That was until 3 whole weeks ago. The mortgage company upped the mortgage repayments, my disabled mother couldn’t afford to keep the house any longer and that was it. The house went up for sale, a repossession order was put in place and we played the waiting game. The mortgage company decided that if the house wasn’t sold by the date of repossession, they would take the rug beneath us; despite a sale on the verge of finalising. Paperwork meant the house wouldn’t sell in time and the mortgage company decided to chuck us out on our ear. In five years my mum had lost her health, her marriage, her career and now the home she’d built for the last 20 years. I’d lost the four walls that had seen me cry over boys as a teenager, laughed and joked with my friends and seen a once perfect family set-up crumble under the pressures of ill health and financial difficulty.
I’d only ever seen repossessions on ‘Can’t Pay We’ll Take it Away’, it was never really something I thought would ever happened to me. We had 7 whole days (from the mortgage companies final decision on whether they’d wait for the sale to go through or not) to find somewhere to live, pack our stuff, move out and set up ‘home’ elsewhere.
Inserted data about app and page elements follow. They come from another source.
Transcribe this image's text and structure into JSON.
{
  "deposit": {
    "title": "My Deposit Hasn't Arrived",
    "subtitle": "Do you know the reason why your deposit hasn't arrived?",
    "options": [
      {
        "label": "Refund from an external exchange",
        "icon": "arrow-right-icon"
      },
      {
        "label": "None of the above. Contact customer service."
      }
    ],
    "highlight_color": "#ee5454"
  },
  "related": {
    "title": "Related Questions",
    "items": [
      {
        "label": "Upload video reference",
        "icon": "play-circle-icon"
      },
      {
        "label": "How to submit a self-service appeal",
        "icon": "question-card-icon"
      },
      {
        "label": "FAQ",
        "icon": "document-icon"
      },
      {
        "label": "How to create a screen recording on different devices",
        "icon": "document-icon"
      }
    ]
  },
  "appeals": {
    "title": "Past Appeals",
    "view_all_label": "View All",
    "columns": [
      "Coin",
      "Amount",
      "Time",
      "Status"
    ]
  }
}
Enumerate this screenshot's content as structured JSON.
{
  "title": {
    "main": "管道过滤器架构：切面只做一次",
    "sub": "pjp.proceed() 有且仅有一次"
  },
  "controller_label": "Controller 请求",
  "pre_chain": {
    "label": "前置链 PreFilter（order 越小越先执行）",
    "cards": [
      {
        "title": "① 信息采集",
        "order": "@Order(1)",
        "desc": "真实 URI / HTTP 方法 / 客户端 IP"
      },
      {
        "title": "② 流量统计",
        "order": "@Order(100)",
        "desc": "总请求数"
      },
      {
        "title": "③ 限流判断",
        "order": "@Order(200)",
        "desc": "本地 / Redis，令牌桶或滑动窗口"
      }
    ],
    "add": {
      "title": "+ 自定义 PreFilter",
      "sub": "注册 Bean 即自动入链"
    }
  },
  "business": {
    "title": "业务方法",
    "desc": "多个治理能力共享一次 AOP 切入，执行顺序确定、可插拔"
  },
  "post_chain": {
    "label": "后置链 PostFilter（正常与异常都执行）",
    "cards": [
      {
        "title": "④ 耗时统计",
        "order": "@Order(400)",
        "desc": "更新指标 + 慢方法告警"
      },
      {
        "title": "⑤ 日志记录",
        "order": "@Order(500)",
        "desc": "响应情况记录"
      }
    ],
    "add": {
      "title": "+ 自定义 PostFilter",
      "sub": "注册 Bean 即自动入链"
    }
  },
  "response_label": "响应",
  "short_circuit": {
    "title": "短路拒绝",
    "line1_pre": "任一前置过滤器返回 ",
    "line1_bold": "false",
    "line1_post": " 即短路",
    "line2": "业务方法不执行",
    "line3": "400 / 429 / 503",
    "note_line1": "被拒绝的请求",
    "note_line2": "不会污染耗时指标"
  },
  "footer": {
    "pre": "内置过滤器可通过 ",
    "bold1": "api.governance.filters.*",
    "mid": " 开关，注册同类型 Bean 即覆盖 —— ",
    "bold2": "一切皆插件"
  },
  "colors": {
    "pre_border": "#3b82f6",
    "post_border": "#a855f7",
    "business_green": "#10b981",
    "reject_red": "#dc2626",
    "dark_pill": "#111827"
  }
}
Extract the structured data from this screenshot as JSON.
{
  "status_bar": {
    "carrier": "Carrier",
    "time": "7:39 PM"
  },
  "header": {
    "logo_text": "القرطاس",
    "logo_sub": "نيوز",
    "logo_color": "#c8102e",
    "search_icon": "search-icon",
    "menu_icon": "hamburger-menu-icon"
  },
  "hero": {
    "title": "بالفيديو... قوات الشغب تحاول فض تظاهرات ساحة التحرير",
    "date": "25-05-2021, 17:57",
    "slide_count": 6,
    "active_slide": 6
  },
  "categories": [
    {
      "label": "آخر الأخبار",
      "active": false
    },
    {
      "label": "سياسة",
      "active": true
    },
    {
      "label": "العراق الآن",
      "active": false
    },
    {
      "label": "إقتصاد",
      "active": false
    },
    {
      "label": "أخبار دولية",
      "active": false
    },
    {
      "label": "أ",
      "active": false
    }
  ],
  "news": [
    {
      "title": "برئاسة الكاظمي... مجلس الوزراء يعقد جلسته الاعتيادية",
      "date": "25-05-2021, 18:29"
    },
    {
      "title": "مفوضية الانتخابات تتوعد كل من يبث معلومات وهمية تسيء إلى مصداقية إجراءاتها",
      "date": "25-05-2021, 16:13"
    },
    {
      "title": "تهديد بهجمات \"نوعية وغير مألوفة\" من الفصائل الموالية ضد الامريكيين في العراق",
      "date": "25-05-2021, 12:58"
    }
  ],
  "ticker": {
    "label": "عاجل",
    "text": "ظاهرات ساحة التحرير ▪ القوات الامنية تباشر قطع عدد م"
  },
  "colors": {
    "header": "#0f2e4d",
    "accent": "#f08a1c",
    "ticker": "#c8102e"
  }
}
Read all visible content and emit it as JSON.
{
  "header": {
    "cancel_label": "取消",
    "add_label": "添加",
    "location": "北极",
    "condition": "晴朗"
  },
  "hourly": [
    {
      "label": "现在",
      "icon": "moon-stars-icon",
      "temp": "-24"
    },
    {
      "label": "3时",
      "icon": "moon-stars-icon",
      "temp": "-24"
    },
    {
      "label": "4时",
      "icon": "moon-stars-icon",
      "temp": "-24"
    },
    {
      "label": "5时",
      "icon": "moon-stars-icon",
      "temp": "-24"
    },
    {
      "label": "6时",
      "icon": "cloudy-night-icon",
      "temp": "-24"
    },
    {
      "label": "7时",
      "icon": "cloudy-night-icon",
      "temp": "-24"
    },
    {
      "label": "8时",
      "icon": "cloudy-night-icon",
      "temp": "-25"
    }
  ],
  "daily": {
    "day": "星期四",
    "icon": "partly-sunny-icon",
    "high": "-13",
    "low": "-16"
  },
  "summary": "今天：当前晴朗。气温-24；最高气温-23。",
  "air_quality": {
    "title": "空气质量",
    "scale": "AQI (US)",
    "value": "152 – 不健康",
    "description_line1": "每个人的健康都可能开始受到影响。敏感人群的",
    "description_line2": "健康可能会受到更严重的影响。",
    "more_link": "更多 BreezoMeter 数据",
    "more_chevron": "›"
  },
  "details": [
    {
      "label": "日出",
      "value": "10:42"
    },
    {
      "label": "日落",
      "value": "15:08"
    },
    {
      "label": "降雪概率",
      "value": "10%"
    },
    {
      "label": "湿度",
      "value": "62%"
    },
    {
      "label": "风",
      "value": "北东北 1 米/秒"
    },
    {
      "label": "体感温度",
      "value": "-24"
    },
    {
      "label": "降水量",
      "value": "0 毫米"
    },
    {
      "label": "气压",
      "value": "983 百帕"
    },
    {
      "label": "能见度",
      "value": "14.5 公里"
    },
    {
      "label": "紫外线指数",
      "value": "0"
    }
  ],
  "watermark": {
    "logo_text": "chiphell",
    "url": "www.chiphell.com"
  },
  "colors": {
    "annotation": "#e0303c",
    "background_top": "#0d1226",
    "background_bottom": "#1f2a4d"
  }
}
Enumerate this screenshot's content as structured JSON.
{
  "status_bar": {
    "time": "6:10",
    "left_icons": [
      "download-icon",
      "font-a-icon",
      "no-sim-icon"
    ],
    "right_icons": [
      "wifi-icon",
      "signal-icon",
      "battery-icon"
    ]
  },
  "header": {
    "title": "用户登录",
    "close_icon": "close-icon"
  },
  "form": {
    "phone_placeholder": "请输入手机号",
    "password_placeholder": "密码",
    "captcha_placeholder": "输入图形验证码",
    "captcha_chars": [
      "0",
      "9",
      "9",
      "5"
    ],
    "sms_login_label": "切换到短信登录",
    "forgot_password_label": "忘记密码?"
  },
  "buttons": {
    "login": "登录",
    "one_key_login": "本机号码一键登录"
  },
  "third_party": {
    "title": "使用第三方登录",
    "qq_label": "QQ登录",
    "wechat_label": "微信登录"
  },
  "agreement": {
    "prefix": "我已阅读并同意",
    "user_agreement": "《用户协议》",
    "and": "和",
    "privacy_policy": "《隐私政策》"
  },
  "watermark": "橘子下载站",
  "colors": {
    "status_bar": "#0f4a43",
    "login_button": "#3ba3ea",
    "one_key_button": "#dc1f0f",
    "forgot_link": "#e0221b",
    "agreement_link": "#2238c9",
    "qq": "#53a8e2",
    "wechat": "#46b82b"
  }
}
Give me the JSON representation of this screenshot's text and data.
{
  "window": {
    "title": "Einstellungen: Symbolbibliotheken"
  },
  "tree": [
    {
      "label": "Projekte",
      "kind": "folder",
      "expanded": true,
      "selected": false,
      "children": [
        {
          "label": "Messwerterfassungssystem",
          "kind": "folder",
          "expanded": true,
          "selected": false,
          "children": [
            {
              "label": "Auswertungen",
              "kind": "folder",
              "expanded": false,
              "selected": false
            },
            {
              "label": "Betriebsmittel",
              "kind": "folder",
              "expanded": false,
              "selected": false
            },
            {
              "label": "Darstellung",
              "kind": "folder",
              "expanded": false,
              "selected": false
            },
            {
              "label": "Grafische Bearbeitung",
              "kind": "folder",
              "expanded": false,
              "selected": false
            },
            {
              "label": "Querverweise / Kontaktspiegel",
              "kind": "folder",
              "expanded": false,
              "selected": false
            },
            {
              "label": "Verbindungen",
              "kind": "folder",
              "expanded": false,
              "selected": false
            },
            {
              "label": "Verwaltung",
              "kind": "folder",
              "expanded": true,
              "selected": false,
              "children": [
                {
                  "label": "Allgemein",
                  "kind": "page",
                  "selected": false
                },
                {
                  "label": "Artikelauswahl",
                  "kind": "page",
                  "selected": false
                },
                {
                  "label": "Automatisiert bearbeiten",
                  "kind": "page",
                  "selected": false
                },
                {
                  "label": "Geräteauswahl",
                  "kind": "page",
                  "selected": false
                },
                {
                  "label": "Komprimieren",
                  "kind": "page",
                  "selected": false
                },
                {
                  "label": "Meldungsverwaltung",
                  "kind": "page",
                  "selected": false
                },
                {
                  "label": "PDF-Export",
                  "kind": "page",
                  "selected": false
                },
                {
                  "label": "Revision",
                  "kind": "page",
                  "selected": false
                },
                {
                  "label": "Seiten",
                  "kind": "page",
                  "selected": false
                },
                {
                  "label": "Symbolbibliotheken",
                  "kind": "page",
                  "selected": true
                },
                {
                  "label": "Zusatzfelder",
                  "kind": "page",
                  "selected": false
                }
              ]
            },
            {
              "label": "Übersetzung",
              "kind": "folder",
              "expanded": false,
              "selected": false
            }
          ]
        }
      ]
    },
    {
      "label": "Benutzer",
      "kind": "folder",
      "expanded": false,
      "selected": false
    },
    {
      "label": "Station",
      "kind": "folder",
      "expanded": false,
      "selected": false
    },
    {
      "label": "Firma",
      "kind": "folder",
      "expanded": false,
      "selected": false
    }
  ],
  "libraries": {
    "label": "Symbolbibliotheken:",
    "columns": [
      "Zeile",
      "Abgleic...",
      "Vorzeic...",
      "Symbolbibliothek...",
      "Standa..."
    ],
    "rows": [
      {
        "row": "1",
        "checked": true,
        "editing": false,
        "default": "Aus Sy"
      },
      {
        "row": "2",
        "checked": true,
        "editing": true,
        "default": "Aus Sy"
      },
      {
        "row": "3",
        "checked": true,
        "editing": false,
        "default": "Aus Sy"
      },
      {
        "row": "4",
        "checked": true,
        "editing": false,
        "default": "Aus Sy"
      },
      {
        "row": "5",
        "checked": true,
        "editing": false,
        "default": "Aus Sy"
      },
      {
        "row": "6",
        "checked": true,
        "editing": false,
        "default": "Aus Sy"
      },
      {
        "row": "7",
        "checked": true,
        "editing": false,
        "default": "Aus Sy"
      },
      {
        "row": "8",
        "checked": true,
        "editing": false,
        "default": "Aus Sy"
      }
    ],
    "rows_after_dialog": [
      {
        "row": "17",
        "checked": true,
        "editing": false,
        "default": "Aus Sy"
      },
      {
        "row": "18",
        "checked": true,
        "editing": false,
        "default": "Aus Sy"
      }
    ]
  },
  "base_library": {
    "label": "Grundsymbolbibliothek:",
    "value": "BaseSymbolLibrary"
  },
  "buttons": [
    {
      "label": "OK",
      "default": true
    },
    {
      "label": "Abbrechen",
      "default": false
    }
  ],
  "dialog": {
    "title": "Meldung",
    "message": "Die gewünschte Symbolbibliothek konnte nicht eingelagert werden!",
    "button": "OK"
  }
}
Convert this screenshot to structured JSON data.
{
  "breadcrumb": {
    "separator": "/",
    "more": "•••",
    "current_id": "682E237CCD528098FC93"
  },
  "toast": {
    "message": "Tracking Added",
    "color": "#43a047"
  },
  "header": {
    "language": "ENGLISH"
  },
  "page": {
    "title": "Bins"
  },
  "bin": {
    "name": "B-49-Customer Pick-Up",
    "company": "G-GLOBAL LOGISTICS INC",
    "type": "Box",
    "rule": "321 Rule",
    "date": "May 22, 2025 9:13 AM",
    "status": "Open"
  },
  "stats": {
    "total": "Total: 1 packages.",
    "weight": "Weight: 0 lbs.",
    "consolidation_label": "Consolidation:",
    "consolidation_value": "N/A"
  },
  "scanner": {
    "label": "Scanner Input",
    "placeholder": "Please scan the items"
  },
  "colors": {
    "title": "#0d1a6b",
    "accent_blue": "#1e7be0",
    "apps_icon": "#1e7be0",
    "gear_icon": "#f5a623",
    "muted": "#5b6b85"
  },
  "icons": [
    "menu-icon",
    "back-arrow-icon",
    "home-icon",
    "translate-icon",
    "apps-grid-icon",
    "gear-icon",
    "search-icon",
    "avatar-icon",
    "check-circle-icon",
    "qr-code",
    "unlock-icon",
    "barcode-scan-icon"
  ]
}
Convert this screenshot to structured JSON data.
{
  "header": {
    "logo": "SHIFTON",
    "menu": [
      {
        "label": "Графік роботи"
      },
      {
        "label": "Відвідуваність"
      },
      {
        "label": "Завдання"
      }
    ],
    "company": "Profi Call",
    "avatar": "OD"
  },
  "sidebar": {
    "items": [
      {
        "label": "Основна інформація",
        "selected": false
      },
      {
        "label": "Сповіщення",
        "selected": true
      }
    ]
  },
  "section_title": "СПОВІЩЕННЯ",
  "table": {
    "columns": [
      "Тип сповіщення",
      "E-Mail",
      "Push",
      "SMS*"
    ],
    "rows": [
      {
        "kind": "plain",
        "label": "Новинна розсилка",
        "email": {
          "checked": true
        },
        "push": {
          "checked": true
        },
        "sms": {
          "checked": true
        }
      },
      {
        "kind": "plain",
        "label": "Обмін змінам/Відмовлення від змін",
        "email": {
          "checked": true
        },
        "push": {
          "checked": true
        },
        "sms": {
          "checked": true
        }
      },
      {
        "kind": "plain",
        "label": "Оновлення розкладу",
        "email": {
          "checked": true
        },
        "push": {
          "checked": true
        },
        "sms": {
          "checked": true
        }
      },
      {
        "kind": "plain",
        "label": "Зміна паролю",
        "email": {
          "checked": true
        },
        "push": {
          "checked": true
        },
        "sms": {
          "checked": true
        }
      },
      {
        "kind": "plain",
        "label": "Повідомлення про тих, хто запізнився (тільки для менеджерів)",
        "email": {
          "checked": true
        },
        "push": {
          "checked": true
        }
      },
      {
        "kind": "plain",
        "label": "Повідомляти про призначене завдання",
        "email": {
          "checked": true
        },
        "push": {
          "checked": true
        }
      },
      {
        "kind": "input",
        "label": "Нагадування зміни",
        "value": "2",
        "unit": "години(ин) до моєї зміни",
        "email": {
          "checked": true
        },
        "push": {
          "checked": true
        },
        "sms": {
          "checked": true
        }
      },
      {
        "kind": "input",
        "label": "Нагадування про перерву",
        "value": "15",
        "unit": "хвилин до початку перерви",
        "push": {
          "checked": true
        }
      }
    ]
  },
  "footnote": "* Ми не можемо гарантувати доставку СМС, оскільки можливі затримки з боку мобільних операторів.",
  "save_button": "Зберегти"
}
Luckily for us, we managed to pull it out of the bag – with just a day to spare. Our near miss has made me think how easy it is to lose everything you’ve ever had.
My Mum didn’t ask to have a stroke, my mum didn’t ask to lose her job, lose the house or to struggle financially. We didn’t ask to be very narrowingly nearly homeless just before Christmas, but let’s remember that I am one of the very very lucky ones. That person you try and avoid as you exit the train station? the one you see sleeping in the doorway of some corporate shop on your way home from a night out? That person that ‘annoys’ you by asking you to spare a little change? That could have easily been me three weeks ago.
You never really know when life is going to run off course, chew you up and spit you out for slaughter. You never really know when you’re going to be standing in the same shoes as someone that’s ‘below you’ or someone that you take pity on. Someday you may be that person that needs a hot drink, a bed to sleep in, a roof over your head or a little change to grab yourself a bite to eat.
The last couple of weeks have thrown such perspective my way, you couldn’t even try and guess it. I now look twice at that person sitting there cold with no bed to rest their head at night. I now go without that one pint after work and instead donate that money to buy someone a hot drink or a sandwich. Instead of hurrying past someone who’s asking for a little kindness, I listen, I chat and I appreciate everything I have now.
Three weeks ago I thought I’d lost everything – my childhood memories, my favourite bedroom wallpaper, my little window seat; but I have a lot more than most and I’m forever grateful for that. It’s a shame its taken me to lose the four walls I’ve always known to realise it.
So yeah, spare a little thought, a little food and a little change to those that don’t have the security of four walls surrounding them at night.
Because you never really know when everything you have will be pulled from beneath you. More so, you never really know when you will be lacking in some food, a warm bed, a family or some change, and you also may need someone to spare some.